- Round patches of scaly skin where the hair just above the scalp
- Tender or painful areas on the scalp
- Brittle hair that easily pulls out
- Patches with small black dots where the hair has broken off the scalp 
This type of fungal infection also targets moist and warm areas of the body. Like athlete's foot, this type of infection garners its name for its common occurrence in athletes. A rash often develops on the groin and inner thighs and may be shaped like a ring. It may also occur in those who sweat profusely and overweight people with a lot of skin folds.
This condition is typically not serious and clears up quickly with the proper medications and hygiene routine. Jock itch is spread from person to person through contaminated towels or clothing. It is caused by the same fungi that lead to athlete's foot. The fungi may start at the feet and travel on your hands to infect other areas of the body, like the groin. 

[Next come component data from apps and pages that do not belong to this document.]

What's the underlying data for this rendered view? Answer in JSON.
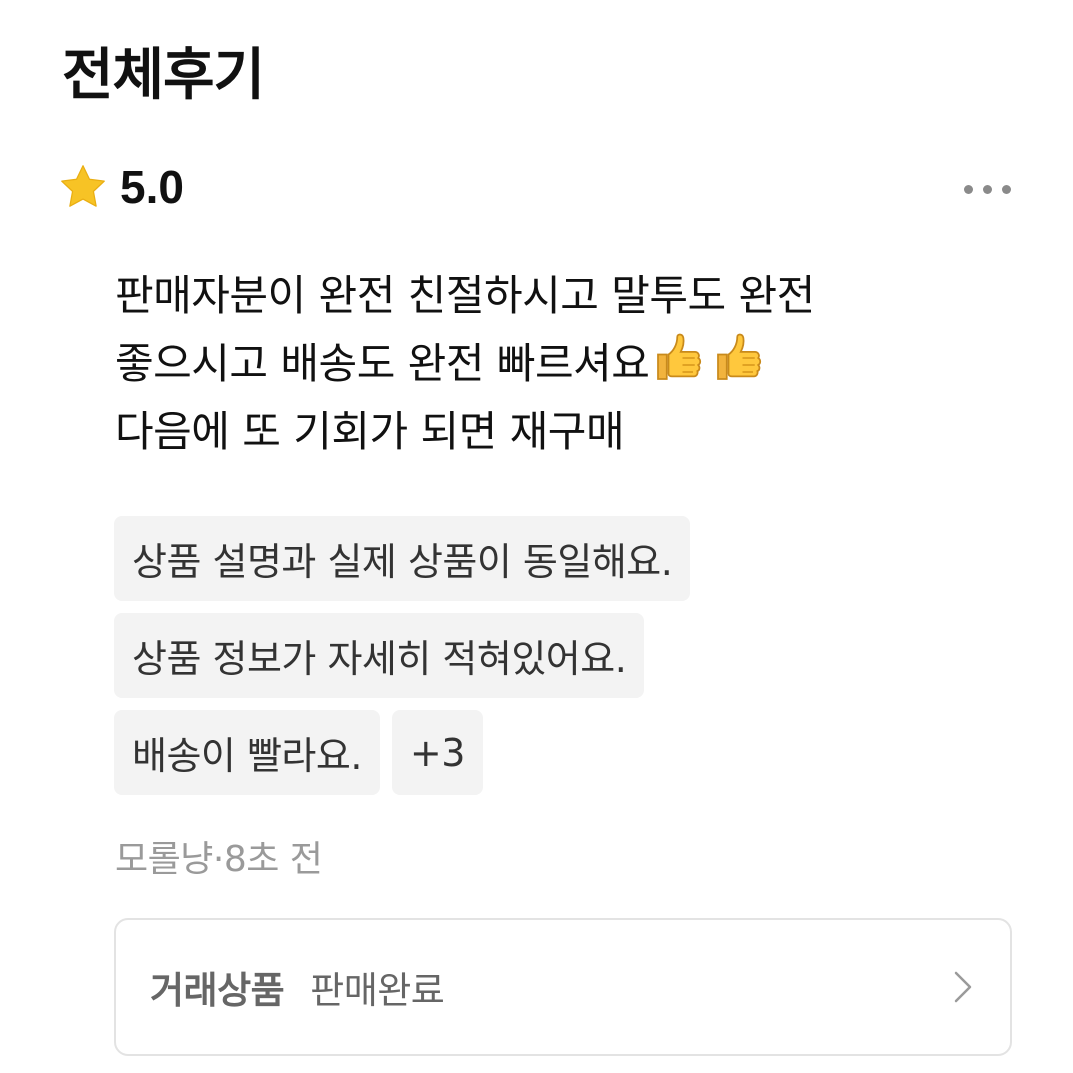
{
  "header": {
    "title": "전체후기"
  },
  "review": {
    "rating": "5.0",
    "icons": {
      "star": "star-icon",
      "more": "more-options-icon",
      "thumb": "thumbs-up-icon"
    },
    "body_lines": [
      "판매자분이 완전 친절하시고 말투도 완전",
      "좋으시고 배송도 완전 빠르셔요",
      "다음에 또 기회가 되면 재구매"
    ],
    "tags": [
      "상품 설명과 실제 상품이 동일해요.",
      "상품 정보가 자세히 적혀있어요.",
      "배송이 빨라요."
    ],
    "more_tags": "+3",
    "author": "모롤냥",
    "separator": "·",
    "time": "8초 전"
  },
  "product": {
    "label": "거래상품",
    "status": "판매완료",
    "chevron_icon": "chevron-right-icon"
  },
  "colors": {
    "star": "#F7C325",
    "tag_bg": "#F3F3F3",
    "meta_text": "#9A9A9A",
    "card_border": "#E3E3E3"
  }
}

a. Symptoms of Jock Itch
Symptoms of jock itch can vary in severity and location. If you notice any uncomfortable rashes in your groin or thigh region, you may want to change some of your lifestyle habits to improve your condition. Staying dry and wearing clean clothes are two easy strategies for avoiding jock itch. The affected area may have the following symptoms:
- Changes in skin color
- Burning sensation
- A rash that spreads or doesn’t improve
- Flaking, peeling, or cracking skin
- Persistent itching 
Medications for Fungal Infections
Fungal skin infections are usually simple to treat. The treatment for your fungal infection depends on the area of the body affected and how severe the infection has become. Your doctor will likely recommend over-the-counter antifungal lotion, powder, spray, or ointment if it is mild. When applied regularly, it should clear up within two weeks.
If over-the-counter methods are insufficient, your doctor may prescribe prescription-strength antifungal medications. Your doctor may ask about your symptoms when your rash began, if you participate in any communal activities, or if you have a pet or family member with a similar infection. 
If your doctor determines you need prescription-strength antifungal drugs, they may prescribe Lotriderm cream (clotrimazole/betamethasone), Diflucan (fluconazole), or Spectazole (econazole). Lotriderm cream is a potent corticosteroid that prevents inflammatory chemicals from being released in the skin, reducing redness and itchiness.  Spectazole and Diflucan work differently by targeting the fungi or yeast and preventing its growth. Your doctor will determine the right medication for you depending on your health condition. 
The content in this article is intended for informational purposes only. This website does not provide medical advice. In all circumstances, you should always seek the advice of your physician and/or other qualified health professionals(s) for drug, medical condition, or treatment advice. The content provided on this website is not a substitute for professional medical advice, diagnosis, or treatment.